◆ WHAT TO PRODUCE: Your answer is a copy of every line in the records where "zoom" appears.

◆ RECORDS PROVIDED:
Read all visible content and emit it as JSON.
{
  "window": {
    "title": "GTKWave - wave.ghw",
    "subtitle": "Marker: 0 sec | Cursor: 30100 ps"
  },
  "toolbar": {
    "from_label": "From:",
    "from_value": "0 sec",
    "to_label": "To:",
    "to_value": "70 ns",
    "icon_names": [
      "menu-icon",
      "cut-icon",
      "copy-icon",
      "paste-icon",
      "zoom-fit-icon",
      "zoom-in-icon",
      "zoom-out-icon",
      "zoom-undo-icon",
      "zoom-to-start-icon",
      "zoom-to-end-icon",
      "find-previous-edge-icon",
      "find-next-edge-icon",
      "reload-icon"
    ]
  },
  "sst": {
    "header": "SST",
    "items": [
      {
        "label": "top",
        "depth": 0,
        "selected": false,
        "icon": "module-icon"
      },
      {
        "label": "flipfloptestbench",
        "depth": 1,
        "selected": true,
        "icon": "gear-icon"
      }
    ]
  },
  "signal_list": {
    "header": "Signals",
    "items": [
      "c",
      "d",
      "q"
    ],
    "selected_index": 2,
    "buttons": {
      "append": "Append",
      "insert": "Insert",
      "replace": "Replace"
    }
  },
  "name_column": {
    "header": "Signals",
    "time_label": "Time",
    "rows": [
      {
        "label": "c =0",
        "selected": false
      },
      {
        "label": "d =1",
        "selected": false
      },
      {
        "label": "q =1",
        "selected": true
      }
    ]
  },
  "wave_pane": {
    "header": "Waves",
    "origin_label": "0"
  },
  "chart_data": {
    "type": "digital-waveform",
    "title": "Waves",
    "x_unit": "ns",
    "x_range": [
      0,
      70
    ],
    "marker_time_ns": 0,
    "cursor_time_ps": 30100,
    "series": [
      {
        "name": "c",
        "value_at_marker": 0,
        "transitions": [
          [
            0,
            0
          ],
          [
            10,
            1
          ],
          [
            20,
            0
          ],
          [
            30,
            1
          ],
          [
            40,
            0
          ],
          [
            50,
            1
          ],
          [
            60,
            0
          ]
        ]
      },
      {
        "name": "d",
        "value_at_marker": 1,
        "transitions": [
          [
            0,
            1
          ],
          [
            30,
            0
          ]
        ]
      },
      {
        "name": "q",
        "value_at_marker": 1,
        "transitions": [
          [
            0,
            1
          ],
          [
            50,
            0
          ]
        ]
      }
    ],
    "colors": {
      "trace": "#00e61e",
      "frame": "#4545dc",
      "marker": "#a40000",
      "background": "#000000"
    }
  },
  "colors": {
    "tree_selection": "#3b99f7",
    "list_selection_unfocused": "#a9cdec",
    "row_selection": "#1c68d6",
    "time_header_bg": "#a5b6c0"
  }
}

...

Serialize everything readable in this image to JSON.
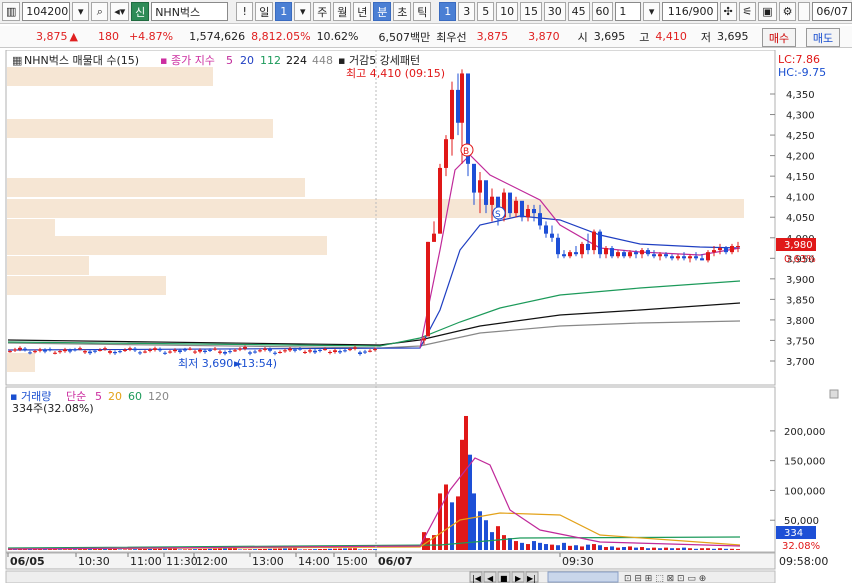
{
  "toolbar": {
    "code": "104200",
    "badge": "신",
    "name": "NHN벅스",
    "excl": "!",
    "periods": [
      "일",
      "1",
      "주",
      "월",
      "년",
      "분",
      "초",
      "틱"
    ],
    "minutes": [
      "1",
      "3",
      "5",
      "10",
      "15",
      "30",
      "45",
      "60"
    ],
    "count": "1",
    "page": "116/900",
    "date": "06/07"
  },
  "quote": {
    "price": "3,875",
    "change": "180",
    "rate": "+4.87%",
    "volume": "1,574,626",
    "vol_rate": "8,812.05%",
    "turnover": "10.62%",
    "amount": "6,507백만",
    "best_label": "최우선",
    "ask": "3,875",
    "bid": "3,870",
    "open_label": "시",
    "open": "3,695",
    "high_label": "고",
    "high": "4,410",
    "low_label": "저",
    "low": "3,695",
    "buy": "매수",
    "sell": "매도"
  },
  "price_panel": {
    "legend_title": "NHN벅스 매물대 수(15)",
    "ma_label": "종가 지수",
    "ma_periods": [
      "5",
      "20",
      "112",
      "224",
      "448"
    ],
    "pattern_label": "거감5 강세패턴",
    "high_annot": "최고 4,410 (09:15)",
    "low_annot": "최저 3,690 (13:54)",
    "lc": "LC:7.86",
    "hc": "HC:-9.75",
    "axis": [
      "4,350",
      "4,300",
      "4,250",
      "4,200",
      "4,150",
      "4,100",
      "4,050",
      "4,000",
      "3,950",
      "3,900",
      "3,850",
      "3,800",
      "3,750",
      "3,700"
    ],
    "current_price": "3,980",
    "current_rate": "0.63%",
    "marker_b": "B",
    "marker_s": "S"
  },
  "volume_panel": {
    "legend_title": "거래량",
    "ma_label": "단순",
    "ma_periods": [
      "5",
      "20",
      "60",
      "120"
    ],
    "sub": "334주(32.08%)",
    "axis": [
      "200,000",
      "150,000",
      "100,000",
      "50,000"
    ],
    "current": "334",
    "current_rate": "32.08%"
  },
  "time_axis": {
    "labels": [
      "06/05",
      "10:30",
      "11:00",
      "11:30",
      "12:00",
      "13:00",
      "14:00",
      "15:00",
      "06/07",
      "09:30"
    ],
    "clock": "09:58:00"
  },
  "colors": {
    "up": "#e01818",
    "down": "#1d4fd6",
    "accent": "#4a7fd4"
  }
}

◆ EXERCISE SOLUTION:
      "zoom-fit-icon",
      "zoom-in-icon",
      "zoom-out-icon",
      "zoom-undo-icon",
      "zoom-to-start-icon",
      "zoom-to-end-icon",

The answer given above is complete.